[Data about app and page elements]
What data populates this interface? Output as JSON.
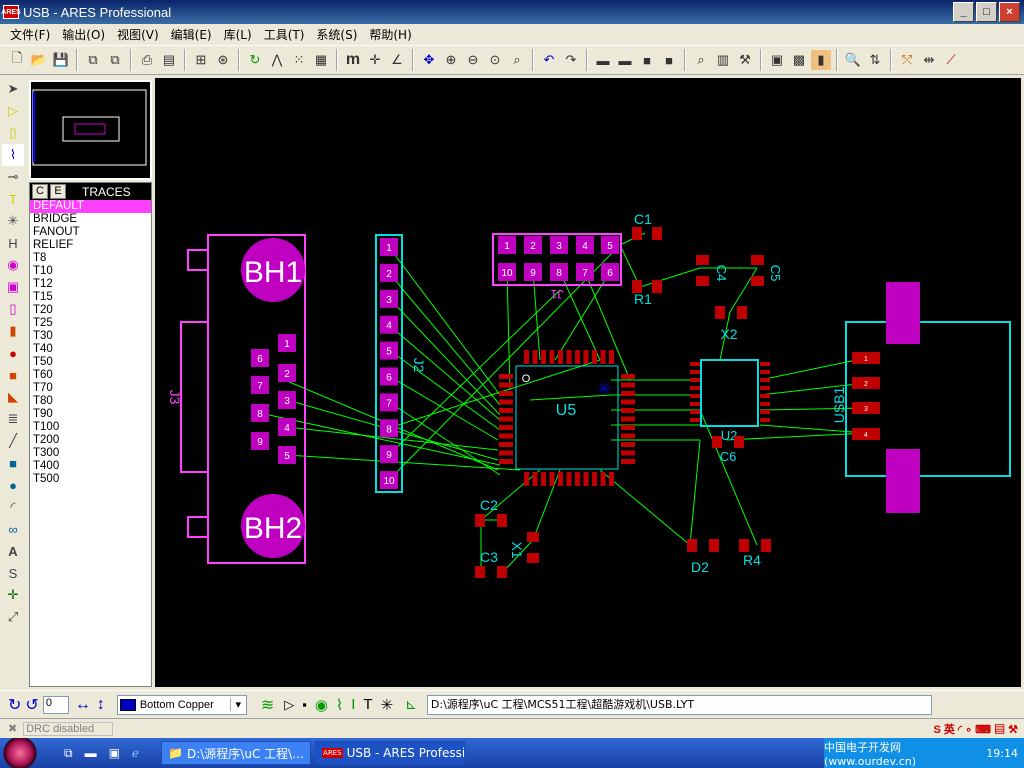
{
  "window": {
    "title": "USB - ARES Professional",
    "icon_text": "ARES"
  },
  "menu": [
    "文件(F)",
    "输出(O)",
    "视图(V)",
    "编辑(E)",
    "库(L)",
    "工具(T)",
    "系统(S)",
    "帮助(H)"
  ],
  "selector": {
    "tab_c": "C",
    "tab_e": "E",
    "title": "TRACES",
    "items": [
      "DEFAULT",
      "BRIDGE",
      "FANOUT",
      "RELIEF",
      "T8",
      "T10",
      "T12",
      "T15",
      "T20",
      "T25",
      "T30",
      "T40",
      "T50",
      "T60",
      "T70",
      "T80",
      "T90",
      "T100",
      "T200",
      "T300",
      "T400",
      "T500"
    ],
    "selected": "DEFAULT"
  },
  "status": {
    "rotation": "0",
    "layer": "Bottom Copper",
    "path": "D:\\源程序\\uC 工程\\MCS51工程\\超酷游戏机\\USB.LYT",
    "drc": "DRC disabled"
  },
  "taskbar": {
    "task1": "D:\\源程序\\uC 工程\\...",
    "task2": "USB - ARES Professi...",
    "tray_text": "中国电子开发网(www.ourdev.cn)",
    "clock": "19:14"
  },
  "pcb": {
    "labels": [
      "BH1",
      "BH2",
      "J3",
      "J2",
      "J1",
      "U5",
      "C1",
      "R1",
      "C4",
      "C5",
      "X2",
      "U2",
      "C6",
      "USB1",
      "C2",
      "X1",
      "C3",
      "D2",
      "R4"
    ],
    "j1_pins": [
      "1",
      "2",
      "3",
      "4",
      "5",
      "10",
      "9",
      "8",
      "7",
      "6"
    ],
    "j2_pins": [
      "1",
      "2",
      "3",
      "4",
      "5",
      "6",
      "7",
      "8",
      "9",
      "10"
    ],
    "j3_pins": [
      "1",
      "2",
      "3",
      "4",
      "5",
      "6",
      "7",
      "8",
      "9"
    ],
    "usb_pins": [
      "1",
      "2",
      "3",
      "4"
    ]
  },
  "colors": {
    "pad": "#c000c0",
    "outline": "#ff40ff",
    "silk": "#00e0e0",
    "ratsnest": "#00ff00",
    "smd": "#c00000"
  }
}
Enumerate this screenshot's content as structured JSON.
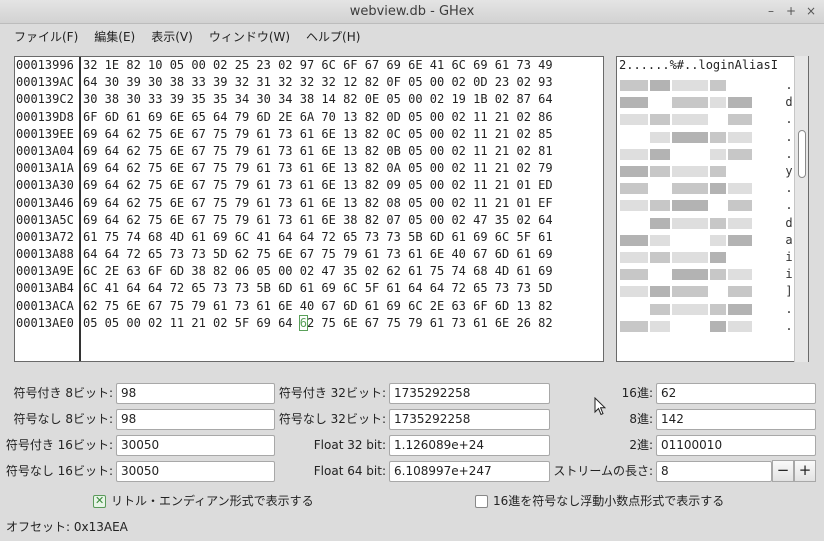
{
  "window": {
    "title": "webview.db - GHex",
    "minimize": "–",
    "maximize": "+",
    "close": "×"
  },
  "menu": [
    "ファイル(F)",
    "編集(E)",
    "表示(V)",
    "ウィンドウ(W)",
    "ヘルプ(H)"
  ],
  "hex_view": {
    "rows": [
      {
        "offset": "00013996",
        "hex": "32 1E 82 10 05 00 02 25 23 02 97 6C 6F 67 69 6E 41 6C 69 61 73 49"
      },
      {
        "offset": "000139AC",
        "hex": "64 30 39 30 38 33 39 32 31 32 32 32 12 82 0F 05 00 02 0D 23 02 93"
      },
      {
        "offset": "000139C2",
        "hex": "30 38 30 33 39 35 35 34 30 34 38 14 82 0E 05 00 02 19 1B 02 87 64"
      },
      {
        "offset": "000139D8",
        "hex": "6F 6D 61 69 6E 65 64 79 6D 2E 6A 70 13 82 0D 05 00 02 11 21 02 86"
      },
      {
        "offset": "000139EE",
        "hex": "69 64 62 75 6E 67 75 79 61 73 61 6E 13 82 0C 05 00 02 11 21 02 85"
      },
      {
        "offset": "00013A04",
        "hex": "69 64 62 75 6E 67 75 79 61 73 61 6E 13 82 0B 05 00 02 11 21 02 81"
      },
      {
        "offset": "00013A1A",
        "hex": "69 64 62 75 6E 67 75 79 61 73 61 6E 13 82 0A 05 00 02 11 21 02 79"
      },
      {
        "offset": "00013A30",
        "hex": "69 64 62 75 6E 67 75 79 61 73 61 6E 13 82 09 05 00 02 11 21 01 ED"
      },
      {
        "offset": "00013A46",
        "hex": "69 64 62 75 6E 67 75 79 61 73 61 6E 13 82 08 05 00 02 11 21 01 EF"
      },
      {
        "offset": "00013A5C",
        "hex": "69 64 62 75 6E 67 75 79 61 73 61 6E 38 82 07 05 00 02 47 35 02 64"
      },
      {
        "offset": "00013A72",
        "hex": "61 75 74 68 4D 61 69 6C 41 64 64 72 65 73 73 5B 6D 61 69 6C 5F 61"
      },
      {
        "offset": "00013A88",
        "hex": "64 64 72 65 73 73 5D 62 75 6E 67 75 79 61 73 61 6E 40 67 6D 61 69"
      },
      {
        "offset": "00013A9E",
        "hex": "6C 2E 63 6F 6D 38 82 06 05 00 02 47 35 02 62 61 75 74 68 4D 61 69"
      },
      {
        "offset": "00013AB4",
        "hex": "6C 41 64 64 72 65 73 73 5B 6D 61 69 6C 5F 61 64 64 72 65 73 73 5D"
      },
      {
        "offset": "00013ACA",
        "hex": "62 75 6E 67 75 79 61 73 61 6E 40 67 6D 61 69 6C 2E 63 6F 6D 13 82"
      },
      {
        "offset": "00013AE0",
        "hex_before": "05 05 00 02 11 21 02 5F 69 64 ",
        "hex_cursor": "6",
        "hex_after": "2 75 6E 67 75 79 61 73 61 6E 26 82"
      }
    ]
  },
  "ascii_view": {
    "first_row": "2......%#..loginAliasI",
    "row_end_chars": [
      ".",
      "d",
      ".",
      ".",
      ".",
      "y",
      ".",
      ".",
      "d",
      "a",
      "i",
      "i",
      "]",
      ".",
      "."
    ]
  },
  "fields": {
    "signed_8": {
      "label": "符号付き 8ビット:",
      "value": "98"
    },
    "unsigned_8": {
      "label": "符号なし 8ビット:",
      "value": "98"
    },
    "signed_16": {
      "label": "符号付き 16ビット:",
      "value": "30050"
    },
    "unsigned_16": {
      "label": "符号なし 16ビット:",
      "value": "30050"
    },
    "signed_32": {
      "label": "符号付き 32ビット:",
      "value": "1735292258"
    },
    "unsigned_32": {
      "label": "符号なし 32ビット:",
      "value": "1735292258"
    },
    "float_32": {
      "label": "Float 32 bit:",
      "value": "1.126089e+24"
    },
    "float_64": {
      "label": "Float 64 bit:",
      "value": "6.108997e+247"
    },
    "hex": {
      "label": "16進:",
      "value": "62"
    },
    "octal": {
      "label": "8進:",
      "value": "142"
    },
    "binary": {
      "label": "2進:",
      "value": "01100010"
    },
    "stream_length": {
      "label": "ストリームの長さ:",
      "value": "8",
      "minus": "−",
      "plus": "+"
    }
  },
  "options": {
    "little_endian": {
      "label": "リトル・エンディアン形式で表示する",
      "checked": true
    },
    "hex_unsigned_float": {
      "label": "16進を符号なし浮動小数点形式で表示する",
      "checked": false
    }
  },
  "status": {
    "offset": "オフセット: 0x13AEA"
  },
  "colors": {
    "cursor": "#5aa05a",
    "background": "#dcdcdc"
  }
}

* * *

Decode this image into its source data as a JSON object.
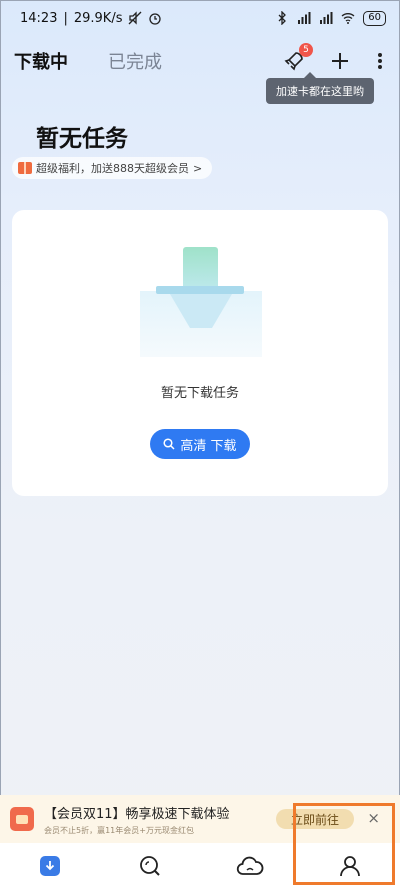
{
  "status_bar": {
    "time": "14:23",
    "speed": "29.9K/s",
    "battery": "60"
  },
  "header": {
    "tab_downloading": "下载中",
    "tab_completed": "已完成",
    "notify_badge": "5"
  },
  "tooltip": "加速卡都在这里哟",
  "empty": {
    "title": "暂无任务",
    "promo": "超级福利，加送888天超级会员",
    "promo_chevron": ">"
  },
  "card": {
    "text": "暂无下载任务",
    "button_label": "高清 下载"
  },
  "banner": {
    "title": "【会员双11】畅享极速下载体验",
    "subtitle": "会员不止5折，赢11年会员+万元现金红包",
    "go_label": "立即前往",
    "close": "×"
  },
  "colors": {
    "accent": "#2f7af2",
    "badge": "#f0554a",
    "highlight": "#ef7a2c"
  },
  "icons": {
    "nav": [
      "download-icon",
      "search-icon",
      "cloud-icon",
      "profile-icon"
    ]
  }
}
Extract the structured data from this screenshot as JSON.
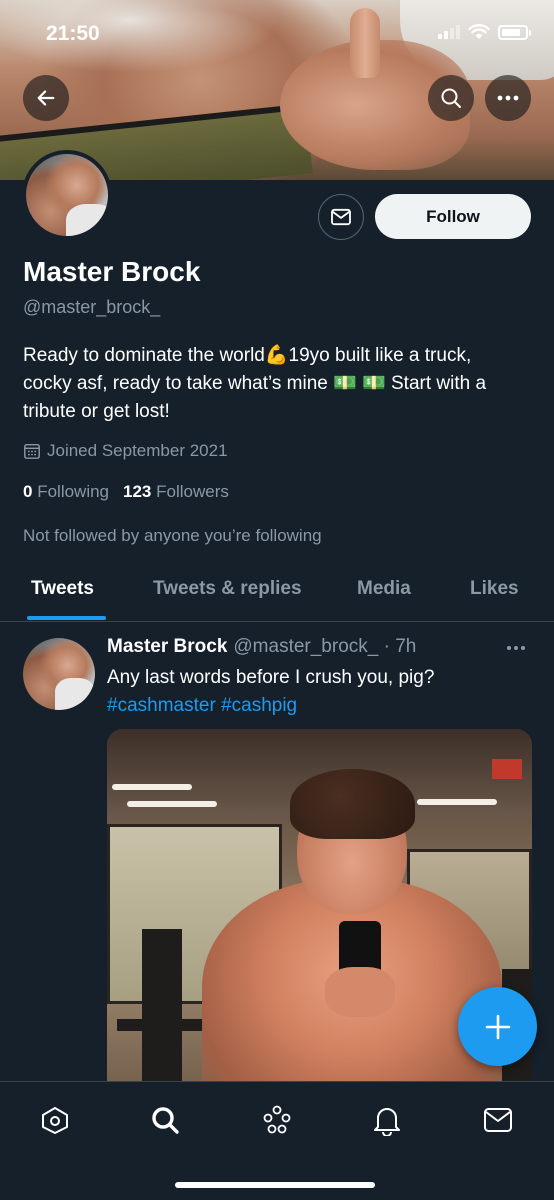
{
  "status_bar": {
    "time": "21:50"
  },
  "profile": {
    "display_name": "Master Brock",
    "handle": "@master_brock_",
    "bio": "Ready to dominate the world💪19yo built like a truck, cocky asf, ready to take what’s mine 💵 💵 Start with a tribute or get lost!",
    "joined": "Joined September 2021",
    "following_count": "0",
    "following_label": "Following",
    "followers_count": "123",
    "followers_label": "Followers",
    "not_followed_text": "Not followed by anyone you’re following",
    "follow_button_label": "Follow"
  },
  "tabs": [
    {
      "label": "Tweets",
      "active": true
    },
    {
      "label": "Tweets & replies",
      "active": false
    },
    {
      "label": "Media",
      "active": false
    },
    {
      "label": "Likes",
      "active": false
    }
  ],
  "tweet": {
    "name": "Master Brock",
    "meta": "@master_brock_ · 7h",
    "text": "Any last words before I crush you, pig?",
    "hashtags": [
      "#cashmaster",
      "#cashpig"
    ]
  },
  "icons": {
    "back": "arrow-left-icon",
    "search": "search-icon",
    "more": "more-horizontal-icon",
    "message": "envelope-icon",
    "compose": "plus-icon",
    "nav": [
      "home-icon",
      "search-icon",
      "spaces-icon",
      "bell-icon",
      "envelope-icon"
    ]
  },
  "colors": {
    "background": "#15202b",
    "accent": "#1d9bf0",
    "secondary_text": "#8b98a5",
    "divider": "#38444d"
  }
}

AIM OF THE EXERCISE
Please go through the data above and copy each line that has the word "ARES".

COMPLETED EXERCISE
    "title": "USB - ARES Professional",
    "icon_text": "ARES"
    "task2": "USB - ARES Professi...",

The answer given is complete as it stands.